Roger Ebert: Intellectual hero, critical inspiration, colleague, and friend
“This is my happening and it freaks me out!”
Laura Emerick, Roger Ebert’s beloved editor at the Chicago Sun-Times (and one of my favorites as well), introduced me to the man at some stuffy function or other not long after I became the paper’s pop music critic in 1992.
Ebert was the reason I came to Chicago, the Sun-Times, and—second only to rock critic Lester Bangs—a life devoted to writing about and critiquing art. And the line I’d been waiting forever to say to him in person was the one he gave the acid guru Z-man in Beyond the Valley of the Dolls, the brilliantly campy 1970 cult classic that he co-wrote with big-bosoms-loving director Russ Meyer.
“This is my happening and it freaks me out!” I blurted as we shook hands.
Roger gave me the weirdest look I ever saw cross his face and turned and left without saying a word. It was not the best way to a start a relationship: I instantly realized he might have thought I was making fun of him for that notorious little footnote in a stellar career, having no conceivable way to realize that I admired him all the more for writing what I consider a psychedelic-rock masterpiece and one of the best rock movies ever, in the sense of capturing the true spirit of the music.
And not only that, but the second and only other screenplay Ebert penned was the infamous Who Killed Bambi?, his pal Meyer’s sadly never realized Sex Pistols movie! How freaking cool could one human being be???
The answer is cooler than you will ever know, if you weren’t lucky enough to meet him. Though, honestly, if you read him or watched him (really watched him) on television, you pretty much did know him. There wasn’t a significant difference between the public and private Ebert. What you saw was what you got.
Somehow, Roger and I got past that awkward early meeting. I never saw him much; no one at the Sun-Times did. He worked from home for the last 30 years; until he lost the abilities to talk and walk without difficulty, he only came by the paper once a year around Christmas to give everyone in the features department a Movie of the Day calendar to get them through the new year.
Or to show support and cast a ballot at a contentious union vote. Solidarity and the values of true liberalism meant a lot to him, and it wasn’t only lip service.
But for 15 years, Roger would reach out to me every few weeks with a quick email to say how much he enjoyed this review; how much he hated that one (we could not have disagreed more about Juno), or how he’d really appreciate it if I would review that new Neil Young concert movie or this new parody flick about gangsta rap because he had no interest or desire to do so. (He also stuck me with the Spice Girls movie.) The words he wrote for the cover of Let It Blurt, my biography of Bangs, meant the world to me. But even more treasured are the emails he sent me through the long and difficult process of writing about a Chicago R&B star inexplicably acquitted by a jury of his peers.

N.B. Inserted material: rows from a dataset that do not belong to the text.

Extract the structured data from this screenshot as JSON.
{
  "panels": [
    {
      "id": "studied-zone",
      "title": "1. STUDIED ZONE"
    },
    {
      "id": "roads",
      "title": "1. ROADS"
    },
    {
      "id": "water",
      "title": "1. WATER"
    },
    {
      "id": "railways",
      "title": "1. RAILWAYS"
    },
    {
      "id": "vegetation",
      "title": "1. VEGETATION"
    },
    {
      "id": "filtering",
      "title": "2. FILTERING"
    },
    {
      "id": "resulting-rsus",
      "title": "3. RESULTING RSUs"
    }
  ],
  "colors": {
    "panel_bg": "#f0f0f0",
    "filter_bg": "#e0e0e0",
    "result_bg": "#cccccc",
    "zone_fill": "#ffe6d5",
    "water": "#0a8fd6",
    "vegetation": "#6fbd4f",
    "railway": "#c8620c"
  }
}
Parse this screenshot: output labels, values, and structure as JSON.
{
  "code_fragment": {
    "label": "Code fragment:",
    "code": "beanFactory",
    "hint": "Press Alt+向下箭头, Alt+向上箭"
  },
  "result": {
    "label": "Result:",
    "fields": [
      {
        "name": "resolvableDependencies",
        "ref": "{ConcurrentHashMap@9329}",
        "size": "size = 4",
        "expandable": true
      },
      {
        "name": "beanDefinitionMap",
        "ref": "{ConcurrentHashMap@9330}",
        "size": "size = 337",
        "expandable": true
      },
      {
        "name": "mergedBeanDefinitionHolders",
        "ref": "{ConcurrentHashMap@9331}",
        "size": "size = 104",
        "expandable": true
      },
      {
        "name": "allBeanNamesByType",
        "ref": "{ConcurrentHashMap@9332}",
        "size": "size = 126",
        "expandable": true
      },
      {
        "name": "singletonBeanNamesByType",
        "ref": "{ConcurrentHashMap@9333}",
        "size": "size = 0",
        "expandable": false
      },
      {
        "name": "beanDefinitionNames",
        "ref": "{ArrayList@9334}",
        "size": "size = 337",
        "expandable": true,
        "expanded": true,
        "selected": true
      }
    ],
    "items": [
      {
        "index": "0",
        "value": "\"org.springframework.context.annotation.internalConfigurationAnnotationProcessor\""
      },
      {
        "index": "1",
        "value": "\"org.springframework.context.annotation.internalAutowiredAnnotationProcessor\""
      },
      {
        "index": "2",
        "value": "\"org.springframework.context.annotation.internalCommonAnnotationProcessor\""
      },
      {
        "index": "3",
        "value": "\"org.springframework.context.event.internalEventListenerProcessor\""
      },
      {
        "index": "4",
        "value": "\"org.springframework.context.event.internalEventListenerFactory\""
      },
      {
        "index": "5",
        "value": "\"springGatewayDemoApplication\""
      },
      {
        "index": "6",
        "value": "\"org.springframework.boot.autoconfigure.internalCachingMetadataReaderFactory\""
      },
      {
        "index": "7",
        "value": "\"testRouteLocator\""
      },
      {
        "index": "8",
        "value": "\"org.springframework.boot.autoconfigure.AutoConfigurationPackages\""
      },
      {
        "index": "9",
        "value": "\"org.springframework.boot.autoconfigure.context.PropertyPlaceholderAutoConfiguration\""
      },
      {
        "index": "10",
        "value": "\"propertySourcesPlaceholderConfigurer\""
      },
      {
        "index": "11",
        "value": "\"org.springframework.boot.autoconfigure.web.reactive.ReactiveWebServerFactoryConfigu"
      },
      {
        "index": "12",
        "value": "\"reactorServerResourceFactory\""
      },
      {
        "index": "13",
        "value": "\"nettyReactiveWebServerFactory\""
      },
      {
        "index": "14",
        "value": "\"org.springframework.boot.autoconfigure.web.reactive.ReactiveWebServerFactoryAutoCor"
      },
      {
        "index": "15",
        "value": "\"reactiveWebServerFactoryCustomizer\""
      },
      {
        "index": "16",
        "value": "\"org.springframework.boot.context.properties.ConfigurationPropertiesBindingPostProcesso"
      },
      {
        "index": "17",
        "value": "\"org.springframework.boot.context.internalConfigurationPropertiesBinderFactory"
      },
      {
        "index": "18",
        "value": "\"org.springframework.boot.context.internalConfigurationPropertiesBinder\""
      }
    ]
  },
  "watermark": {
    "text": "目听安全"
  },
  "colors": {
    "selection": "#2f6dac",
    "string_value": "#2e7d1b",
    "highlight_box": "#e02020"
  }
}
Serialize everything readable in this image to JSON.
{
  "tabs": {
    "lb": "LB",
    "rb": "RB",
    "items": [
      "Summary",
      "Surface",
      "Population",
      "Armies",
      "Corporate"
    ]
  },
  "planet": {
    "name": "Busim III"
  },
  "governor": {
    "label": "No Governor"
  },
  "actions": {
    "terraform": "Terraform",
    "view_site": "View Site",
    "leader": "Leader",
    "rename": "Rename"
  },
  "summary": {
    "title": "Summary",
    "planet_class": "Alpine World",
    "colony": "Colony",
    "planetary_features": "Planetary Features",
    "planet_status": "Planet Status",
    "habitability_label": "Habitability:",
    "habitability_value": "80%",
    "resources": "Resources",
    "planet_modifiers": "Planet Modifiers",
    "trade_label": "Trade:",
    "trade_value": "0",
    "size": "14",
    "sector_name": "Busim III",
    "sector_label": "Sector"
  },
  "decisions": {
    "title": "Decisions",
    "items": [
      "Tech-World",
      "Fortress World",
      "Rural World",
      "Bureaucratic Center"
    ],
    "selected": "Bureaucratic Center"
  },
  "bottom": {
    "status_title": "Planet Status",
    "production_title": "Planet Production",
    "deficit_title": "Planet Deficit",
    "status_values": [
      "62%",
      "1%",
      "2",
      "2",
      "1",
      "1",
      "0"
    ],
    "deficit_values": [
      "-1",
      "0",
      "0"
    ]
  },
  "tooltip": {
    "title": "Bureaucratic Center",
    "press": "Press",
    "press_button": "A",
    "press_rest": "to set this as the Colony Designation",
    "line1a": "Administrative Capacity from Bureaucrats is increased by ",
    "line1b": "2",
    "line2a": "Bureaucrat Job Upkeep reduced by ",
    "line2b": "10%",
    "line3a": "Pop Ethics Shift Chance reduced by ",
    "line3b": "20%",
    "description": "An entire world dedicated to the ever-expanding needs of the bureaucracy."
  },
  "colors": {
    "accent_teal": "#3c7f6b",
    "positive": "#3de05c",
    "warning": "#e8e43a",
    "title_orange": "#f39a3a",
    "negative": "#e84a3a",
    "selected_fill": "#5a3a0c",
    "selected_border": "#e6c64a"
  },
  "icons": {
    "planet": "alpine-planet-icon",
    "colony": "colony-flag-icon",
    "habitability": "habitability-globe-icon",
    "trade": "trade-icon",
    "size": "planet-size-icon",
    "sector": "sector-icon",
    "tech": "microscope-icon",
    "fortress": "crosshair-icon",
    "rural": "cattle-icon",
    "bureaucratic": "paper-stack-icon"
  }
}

I am proud today that Roger soon came to know what I really thought about his work and how much he inspired me, because I have written about it a lot and talked about it every chance I’ve ever gotten. How Sound Opinions was, no apologies, my attempt to do what he had done with Gene Siskel. How my teaching Reviewing the Arts at Columbia College was in part an effort to pass along the things I’d learned from him about writing insightfully but accessibly about art. (Every class reads a half dozen Ebert pieces.) How he was so, so much more than the “thumb’s up” or “thumb’s down” of mere opinion that so many mistake today for actual criticism.
The Pulitzer, the influence of the writing, the importance of the television show—you can read about all of that in plenty of other places as we all mourn the loss of the man. I won’t hold you here much longer, except for two more observations.
As a writer and a critical thinker, Ebert deserves to be listed among the very best who’ve done what he did: Oscar Wilde, whose Critic As Artist he personified; H.L. Mencken, another genius who deigned to write in short sentences for the daily newspaper; his beloved Pauline Kael, or my own treasured Bangs. Anybody who says otherwise is, to paraphrase Mencken, a mind that’s simply not worth converting.
Finally, I’d be remiss if I didn’t note that the invitation he extended to host the conversation about Beyond the Valley of the Dolls when he screened it in Champaign at the ninth annual Ebertfest, giving me the honor of speaking for him when he no longer could, to say nothing of introducing the Strawberry Alarm Clock… well, nothing I’ve done as a critic ever has made me prouder.
This was your happening, Roger, and we will freaking miss you.
When Sound Opinions came to WBEZ and Public Radio in 2006, Roger Ebert was one of our first guests. You can listen to that conversation here.